Endicott Period (1890-1910)
Part of the Harbor Defense of Puget Sound.
The batteries were all named in 1904. In 1909 a significant structural upgrade was undertaken on the main gun line. The original 4-2-1 configuration of four 10" guns, two 12" guns and one 10" gun had been changed by swapping the last 10" gun with the first 12" gun to produce a 5-2 configuration. The final configuration had the emplacements as Battery Randol with two 10" guns, Battery Quarles next with three 10" guns and Battery Ash last with two 12" guns.
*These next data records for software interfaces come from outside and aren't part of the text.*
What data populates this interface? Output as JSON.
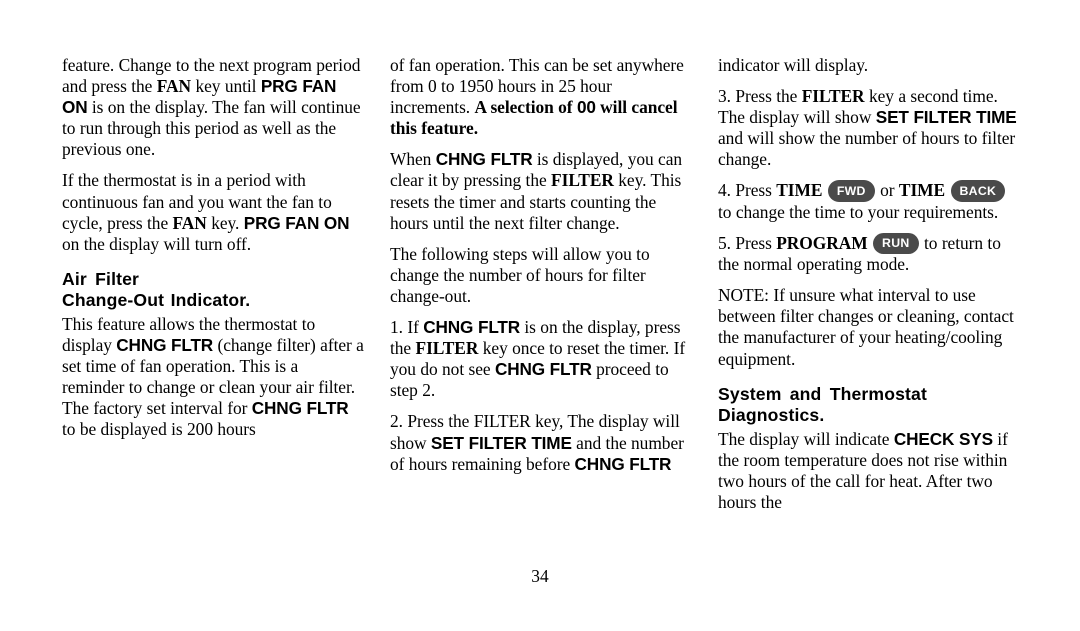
{
  "document": {
    "page_number": "34",
    "badge_color": "#4a4a4a",
    "badge_text_color": "#ffffff",
    "page_background": "#ffffff",
    "text_color": "#000000"
  },
  "column1": {
    "para1": {
      "s1": "feature. Change to the next program period and press the ",
      "key_fan": "FAN",
      "s2": " key until ",
      "lcd_prg_fan_on": "PRG FAN ON",
      "s3": " is on the display. The fan will continue to run through this period as well as the previous one."
    },
    "para2": {
      "s1": "If the thermostat is in a period with continuous fan and you want the fan to cycle, press the ",
      "key_fan": "FAN",
      "s2": " key. ",
      "lcd_prg_fan_on": "PRG FAN ON",
      "s3": " on the display will turn off."
    },
    "heading": {
      "line1": "Air Filter",
      "line2": "Change-Out Indicator."
    },
    "para3": {
      "s1": "This feature allows the thermostat to display ",
      "lcd_chng_fltr": "CHNG FLTR",
      "s2": " (change filter) after a set time of fan operation. This is a reminder to change or clean your air filter. The factory set interval for ",
      "lcd_chng_fltr2": "CHNG FLTR",
      "s3": " to be displayed is 200 hours"
    }
  },
  "column2": {
    "para1": {
      "s1": "of fan operation. This can be set anywhere from 0 to 1950 hours in 25 hour increments. ",
      "bold_serif_1": "A selection of ",
      "bold_sans_00": "00",
      "bold_serif_2": " will cancel this feature."
    },
    "para2": {
      "s1": "When ",
      "lcd_chng_fltr": "CHNG FLTR",
      "s2": " is displayed, you can clear it by pressing the ",
      "key_filter": "FILTER",
      "s3": " key. This resets the timer and starts counting the hours until the next filter change."
    },
    "para3": {
      "s1": "The following steps will allow you to change the number of hours for filter change-out."
    },
    "step1": {
      "s1": "1. If ",
      "lcd_chng_fltr": "CHNG FLTR",
      "s2": " is on the display, press the ",
      "key_filter": "FILTER",
      "s3": " key once to reset the timer. If you do not see ",
      "lcd_chng_fltr2": "CHNG FLTR",
      "s4": " proceed to step 2."
    },
    "step2": {
      "s1": "2. Press the FILTER key, The display will show ",
      "lcd_set_filter_time": "SET FILTER TIME",
      "s2": " and the number of hours remaining before ",
      "lcd_chng_fltr": "CHNG FLTR"
    }
  },
  "column3": {
    "para1": {
      "s1": "indicator will display."
    },
    "step3": {
      "s1": "3. Press the ",
      "key_filter": "FILTER",
      "s2": " key a second time. The display will show ",
      "lcd_set_filter_time": "SET FILTER TIME",
      "s3": " and will show the number of hours to filter change."
    },
    "step4": {
      "s1": "4. Press ",
      "key_time_1": "TIME",
      "badge_fwd": "FWD",
      "s2": " or ",
      "key_time_2": "TIME",
      "badge_back": "BACK",
      "s3": " to change the time to your requirements."
    },
    "step5": {
      "s1": "5. Press ",
      "key_program": "PROGRAM",
      "badge_run": "RUN",
      "s2": " to return to the normal operating mode."
    },
    "note": {
      "s1": "NOTE: If unsure what interval to use between filter changes or cleaning, contact the manufacturer of your heating/cooling equipment."
    },
    "heading": {
      "line1": "System and Thermostat",
      "line2": "Diagnostics."
    },
    "para_last": {
      "s1": "The display will indicate ",
      "lcd_check_sys": "CHECK SYS",
      "s2": " if the room temperature does not rise within two hours of the call for heat. After two hours the"
    }
  }
}
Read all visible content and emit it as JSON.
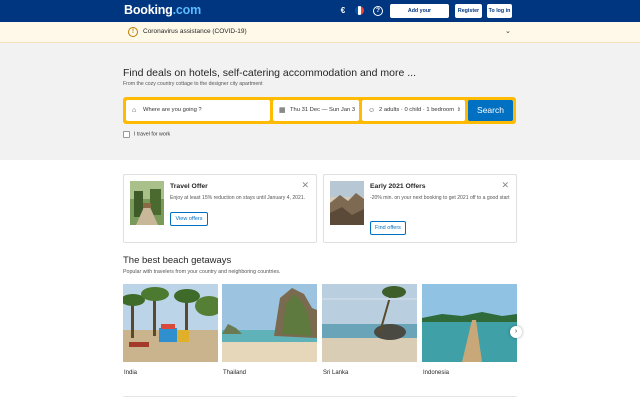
{
  "header": {
    "logo_main": "Booking",
    "logo_dot": ".com",
    "currency": "€",
    "add_property_label": "Add your establishment",
    "register_label": "Register",
    "login_label": "To log in"
  },
  "banner": {
    "text": "Coronavirus assistance (COVID-19)"
  },
  "search": {
    "title": "Find deals on hotels, self-catering accommodation and more ...",
    "subtitle": "From the cozy country cottage to the designer city apartment",
    "destination_placeholder": "Where are you going ?",
    "dates": "Thu 31 Dec — Sun Jan 3",
    "guests": "2 adults · 0 child · 1 bedroom",
    "search_button": "Search",
    "work_travel_label": "I travel for work"
  },
  "offers": [
    {
      "title": "Travel Offer",
      "description": "Enjoy at least 15% reduction on stays until January 4, 2021.",
      "button": "View offers"
    },
    {
      "title": "Early 2021 Offers",
      "description": "-20% min. on your next booking to get 2021 off to a good start",
      "button": "Find offers"
    }
  ],
  "beach": {
    "title": "The best beach getaways",
    "subtitle": "Popular with travelers from your country and neighboring countries.",
    "destinations": [
      "India",
      "Thailand",
      "Sri Lanka",
      "Indonesia"
    ]
  },
  "colors": {
    "brand_blue": "#003580",
    "accent_yellow": "#febb02",
    "action_blue": "#0071c2"
  }
}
The cost of modifications to the three batteries had reached $50,215.00 by the end of 1909.
Battery Benson was added to the "main gun line" located on the top of Artillery Hill in 1908 with two more 10" guns. These guns were more modern and had disappearing carriages not the Barbette mounts of the initial emplacements. The addition of Battery Benson (and several other batteries) improved coverage of the Straight of Juan de Fuca to the North and West.
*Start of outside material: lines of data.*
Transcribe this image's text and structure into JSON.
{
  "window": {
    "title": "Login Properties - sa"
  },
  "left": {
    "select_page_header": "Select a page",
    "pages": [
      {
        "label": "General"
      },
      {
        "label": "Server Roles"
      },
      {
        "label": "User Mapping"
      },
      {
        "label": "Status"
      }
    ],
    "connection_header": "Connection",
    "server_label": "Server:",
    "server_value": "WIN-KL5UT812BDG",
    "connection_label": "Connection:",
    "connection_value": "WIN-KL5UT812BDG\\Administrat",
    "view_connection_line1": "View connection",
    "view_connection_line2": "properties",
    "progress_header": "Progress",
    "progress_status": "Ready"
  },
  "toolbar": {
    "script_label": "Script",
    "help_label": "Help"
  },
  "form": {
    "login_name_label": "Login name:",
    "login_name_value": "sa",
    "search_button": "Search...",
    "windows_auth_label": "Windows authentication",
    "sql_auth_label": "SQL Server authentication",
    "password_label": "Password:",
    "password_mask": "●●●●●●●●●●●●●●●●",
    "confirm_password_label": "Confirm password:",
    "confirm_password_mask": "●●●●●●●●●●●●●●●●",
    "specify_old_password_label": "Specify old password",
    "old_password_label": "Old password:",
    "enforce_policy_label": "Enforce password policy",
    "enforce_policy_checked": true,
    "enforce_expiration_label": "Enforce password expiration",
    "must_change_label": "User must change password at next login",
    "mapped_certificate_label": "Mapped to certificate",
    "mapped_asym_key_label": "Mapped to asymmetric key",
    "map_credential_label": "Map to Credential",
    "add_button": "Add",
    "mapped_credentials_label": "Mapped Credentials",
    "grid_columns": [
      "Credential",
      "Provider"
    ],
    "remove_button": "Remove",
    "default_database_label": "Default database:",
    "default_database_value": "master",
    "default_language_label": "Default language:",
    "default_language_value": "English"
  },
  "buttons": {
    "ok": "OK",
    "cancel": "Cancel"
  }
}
Complicating the swap of the 10" gun and the 12" gun was the fact that the 12" gun carriage was one of only three Altered Gun Lift (AGL) carriages in existence, with a unique double bolt mounting ring. Both emplacements were modified to accept the new gun mounts and the guns were swapped. At some point the 12" AGL carriage broke down and the decision was made to replace it with a standard 12" M1892 carriage. On 10 Dec 1908 Watertown shipped the 12" M1892 carriage #9 to Fort Worden and it was modified to fit the bolt pattern of the AGL emplacement (the inner circle of bolts was cut down and the carriage holes were redrilled). The parts from the broken AGL were retained as spares for the other two AGLs that happened to be installed at Fort Flagler in Battery Wilhelm. See Berhow page 146 for a discussion of this topic.
There are discrepancies in the record keeping and the model designations of the AGL carriages (both Fort Flagler and Fort Worden thought they had #2 and the gun cards do not contain the model number) probably indicating they were poorly marked or not marked at all.
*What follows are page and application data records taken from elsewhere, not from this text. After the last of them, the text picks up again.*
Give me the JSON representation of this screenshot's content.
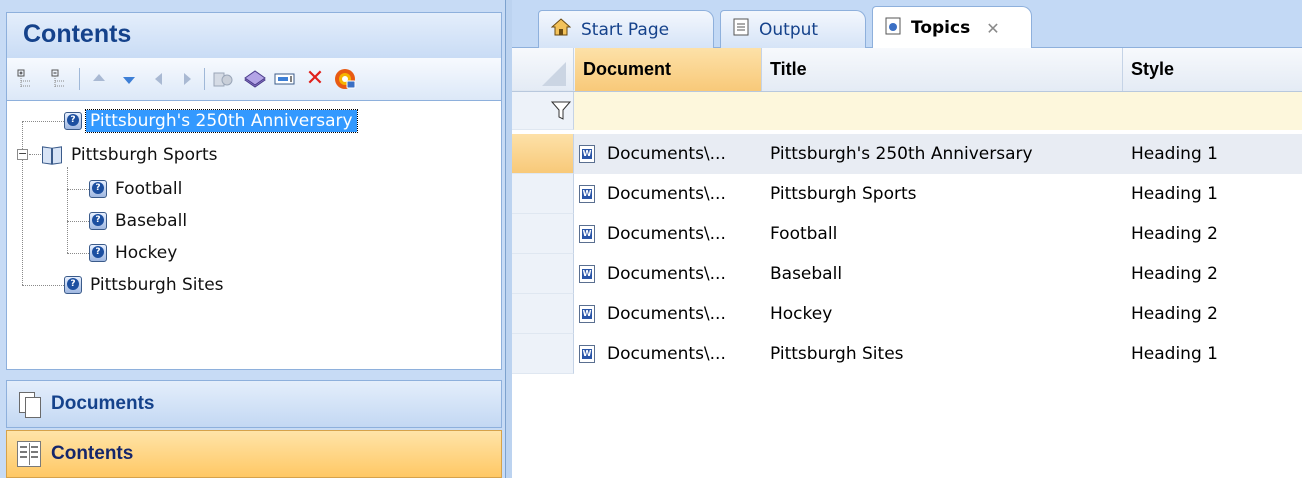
{
  "left_panel": {
    "header_title": "Contents",
    "toolbar_icons": [
      "expand-all-icon",
      "collapse-all-icon",
      "move-up-icon",
      "move-down-icon",
      "move-left-icon",
      "move-right-icon",
      "properties-icon",
      "book-icon",
      "rename-icon",
      "delete-icon",
      "help-topic-icon"
    ],
    "tree": [
      {
        "label": "Pittsburgh's 250th Anniversary",
        "type": "topic",
        "selected": true
      },
      {
        "label": "Pittsburgh Sports",
        "type": "book",
        "expanded": true
      },
      {
        "label": "Football",
        "type": "topic"
      },
      {
        "label": "Baseball",
        "type": "topic"
      },
      {
        "label": "Hockey",
        "type": "topic"
      },
      {
        "label": "Pittsburgh Sites",
        "type": "topic"
      }
    ],
    "nav": [
      {
        "label": "Documents",
        "icon": "documents-icon"
      },
      {
        "label": "Contents",
        "icon": "contents-icon",
        "active": true
      }
    ]
  },
  "tabs": [
    {
      "label": "Start Page",
      "icon": "home-icon"
    },
    {
      "label": "Output",
      "icon": "output-icon"
    },
    {
      "label": "Topics",
      "icon": "topic-icon",
      "active": true,
      "close": "✕"
    }
  ],
  "grid": {
    "columns": [
      "Document",
      "Title",
      "Style"
    ],
    "rows": [
      {
        "document": "Documents\\...",
        "title": "Pittsburgh's 250th Anniversary",
        "style": "Heading 1"
      },
      {
        "document": "Documents\\...",
        "title": "Pittsburgh Sports",
        "style": "Heading 1"
      },
      {
        "document": "Documents\\...",
        "title": "Football",
        "style": "Heading 2"
      },
      {
        "document": "Documents\\...",
        "title": "Baseball",
        "style": "Heading 2"
      },
      {
        "document": "Documents\\...",
        "title": "Hockey",
        "style": "Heading 2"
      },
      {
        "document": "Documents\\...",
        "title": "Pittsburgh Sites",
        "style": "Heading 1"
      }
    ]
  },
  "colors": {
    "header_blue": "#15428b",
    "accent_orange": "#f8c979",
    "selection": "#3399ff",
    "pane_blue": "#c7dbf5"
  }
}
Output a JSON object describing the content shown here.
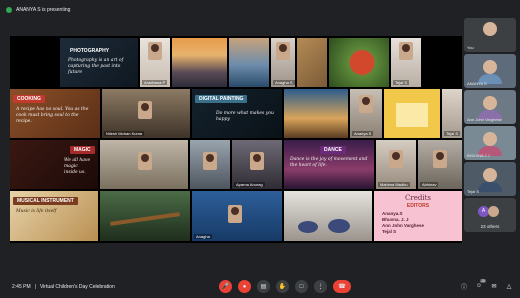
{
  "presenting": {
    "text": "ANANYA S is presenting"
  },
  "stage_tiles": {
    "photography": {
      "title": "PHOTOGRAPHY",
      "text": "Photography is an art of capturing the past into future"
    },
    "cooking": {
      "title": "COOKING",
      "text": "A recipe has no soul. You as the cook must bring soul to the recipe."
    },
    "digital_painting": {
      "title": "DIGITAL PAINTING",
      "text": "Do more what makes you happy"
    },
    "magic": {
      "title": "MAGIC",
      "text": "We all have magic inside us."
    },
    "dance": {
      "title": "DANCE",
      "text": "Dance is the joy of movement and the heart of life."
    },
    "musical_instrument": {
      "title": "MUSICAL INSTRUMENT",
      "text": "Music is life itself"
    },
    "credits": {
      "title": "Credits",
      "subtitle": "EDITORS",
      "names": [
        "Ananya.S",
        "Bhuvna. J. J",
        "Ann John Varghese",
        "Tejal S"
      ]
    },
    "names": {
      "n1": "Aradhana P",
      "n2": "Anagha S",
      "n3": "Tejal S",
      "n4": "Nilesh Mohan Kuma",
      "n5": "Ananya S",
      "n6": "Tejal S",
      "n7": "Aparna Anurag",
      "n8": "Mahima Madhu",
      "n9": "Abhinav",
      "n10": "Anagha",
      "n11": "Bhuvna JJ"
    }
  },
  "right_strip": {
    "you": "You",
    "p2": "ANANYA S",
    "p3": "Ann John Varghese",
    "p4": "BHUVNA J J",
    "p5": "Tejal S",
    "others": "23 others"
  },
  "bottom": {
    "time": "2:45 PM",
    "separator": "|",
    "meeting_name": "Virtual Children's Day Celebration",
    "people_count": "28"
  },
  "colors": {
    "background": "#202124",
    "end_call": "#ea4335",
    "present_dot": "#34a853"
  }
}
World War II (1941-1945)
On 24 Oct 1942 the guns and carriages were ordered salvaged and they were removed in early 1943.
No gun or mounts in place.
Visited: 17 Jun 2009, 19 Jul 2008
Battery Ash Picture Gallery